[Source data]
* * * * *

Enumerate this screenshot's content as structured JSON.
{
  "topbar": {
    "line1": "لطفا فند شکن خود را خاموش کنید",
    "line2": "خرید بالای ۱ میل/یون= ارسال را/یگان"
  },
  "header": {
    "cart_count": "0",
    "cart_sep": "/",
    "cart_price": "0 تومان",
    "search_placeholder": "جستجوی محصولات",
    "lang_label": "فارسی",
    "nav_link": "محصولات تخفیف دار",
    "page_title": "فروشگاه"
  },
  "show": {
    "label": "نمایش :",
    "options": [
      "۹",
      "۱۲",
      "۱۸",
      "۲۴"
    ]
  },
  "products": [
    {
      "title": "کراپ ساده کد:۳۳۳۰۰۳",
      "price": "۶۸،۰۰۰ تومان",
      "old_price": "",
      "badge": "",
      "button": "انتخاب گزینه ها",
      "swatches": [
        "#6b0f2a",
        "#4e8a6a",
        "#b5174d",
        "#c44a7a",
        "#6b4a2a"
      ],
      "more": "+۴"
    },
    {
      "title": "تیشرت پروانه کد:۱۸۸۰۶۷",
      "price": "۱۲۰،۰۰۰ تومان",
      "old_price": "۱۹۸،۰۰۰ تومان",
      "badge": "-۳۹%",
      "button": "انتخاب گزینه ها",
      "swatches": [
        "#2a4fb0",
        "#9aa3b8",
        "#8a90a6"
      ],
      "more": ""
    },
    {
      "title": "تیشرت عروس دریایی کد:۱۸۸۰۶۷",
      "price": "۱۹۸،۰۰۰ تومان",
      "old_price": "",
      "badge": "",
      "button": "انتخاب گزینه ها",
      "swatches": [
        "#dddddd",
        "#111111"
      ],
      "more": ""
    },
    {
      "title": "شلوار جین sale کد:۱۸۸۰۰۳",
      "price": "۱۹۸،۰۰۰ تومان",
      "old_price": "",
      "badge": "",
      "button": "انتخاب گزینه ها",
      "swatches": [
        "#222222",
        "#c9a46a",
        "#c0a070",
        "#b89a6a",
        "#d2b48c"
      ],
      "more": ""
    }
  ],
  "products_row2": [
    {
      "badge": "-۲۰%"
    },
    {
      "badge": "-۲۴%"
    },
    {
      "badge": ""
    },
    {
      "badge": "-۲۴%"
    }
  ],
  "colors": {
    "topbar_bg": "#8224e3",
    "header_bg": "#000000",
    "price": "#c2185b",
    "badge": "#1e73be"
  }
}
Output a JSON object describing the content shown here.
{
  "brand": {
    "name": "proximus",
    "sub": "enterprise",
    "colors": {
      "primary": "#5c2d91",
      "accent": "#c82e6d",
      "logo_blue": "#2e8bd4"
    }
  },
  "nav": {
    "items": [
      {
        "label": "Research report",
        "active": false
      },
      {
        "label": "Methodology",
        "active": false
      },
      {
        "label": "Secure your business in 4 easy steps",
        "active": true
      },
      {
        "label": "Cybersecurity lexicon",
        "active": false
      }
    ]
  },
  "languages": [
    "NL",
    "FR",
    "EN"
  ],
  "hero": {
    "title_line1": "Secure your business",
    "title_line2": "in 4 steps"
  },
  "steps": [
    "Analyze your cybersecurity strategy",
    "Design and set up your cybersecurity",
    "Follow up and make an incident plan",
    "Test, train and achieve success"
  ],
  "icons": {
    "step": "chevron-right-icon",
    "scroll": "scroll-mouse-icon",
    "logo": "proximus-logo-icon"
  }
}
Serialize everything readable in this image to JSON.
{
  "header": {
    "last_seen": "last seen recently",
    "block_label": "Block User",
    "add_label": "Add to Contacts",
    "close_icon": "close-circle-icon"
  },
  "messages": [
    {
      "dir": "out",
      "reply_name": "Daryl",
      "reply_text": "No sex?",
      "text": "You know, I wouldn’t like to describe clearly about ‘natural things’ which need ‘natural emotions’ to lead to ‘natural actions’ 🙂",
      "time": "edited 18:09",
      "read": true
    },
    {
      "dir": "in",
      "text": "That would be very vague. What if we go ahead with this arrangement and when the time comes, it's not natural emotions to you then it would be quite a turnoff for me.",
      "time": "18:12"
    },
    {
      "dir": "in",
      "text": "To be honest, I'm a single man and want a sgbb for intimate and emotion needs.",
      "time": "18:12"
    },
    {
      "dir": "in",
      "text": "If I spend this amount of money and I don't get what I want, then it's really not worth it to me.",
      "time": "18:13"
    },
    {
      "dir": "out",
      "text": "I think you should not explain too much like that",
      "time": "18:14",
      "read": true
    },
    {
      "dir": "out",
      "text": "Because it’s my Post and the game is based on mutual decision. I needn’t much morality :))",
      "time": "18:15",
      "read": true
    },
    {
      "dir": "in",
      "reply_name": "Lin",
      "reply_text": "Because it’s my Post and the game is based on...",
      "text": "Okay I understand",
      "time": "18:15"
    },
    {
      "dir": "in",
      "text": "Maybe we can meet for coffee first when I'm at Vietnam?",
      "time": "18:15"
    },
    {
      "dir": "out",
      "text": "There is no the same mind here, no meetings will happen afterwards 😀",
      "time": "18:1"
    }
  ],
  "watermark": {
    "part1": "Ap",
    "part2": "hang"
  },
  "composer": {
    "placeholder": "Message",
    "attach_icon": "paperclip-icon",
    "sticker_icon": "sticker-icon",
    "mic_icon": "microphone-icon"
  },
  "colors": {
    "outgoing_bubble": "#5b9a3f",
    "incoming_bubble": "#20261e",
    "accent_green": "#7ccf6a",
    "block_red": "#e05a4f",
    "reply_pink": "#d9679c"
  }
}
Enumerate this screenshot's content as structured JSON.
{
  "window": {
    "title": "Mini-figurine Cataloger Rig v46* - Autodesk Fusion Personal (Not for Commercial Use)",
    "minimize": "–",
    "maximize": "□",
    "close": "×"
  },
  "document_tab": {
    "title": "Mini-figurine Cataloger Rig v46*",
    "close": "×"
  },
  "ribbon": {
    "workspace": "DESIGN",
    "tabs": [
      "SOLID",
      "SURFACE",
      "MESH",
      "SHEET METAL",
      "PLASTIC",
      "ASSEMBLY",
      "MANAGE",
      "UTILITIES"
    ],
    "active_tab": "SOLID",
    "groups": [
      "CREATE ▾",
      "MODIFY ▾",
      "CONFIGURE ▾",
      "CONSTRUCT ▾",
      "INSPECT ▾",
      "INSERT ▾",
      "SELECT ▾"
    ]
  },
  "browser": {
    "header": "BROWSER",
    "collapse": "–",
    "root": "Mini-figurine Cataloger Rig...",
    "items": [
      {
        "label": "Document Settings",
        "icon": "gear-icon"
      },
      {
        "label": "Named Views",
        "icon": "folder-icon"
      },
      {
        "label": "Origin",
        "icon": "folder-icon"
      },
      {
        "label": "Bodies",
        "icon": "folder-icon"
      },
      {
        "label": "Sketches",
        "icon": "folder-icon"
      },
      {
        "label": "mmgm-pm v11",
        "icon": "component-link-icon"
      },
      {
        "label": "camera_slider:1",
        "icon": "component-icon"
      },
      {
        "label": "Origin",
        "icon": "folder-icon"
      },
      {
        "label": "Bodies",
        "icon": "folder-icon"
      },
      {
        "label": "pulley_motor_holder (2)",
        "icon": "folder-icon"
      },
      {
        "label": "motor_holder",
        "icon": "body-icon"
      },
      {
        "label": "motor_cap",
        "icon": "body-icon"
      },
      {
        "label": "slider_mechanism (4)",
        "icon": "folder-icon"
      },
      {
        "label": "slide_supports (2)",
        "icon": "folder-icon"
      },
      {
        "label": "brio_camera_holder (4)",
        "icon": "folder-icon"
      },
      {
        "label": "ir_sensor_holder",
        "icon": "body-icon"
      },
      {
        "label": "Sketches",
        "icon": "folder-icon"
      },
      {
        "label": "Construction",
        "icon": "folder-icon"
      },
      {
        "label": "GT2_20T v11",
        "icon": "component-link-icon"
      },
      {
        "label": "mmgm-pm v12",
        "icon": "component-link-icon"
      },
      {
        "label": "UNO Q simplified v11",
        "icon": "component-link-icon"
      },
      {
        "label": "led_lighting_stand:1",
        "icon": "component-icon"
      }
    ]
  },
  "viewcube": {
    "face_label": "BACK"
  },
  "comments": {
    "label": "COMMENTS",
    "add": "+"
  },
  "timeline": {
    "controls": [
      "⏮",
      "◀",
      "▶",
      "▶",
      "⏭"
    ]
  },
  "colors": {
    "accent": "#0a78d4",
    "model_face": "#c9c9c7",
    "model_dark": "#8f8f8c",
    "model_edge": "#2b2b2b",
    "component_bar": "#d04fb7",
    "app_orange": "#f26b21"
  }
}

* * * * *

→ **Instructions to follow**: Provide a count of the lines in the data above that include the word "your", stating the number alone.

→ **Output below**: 4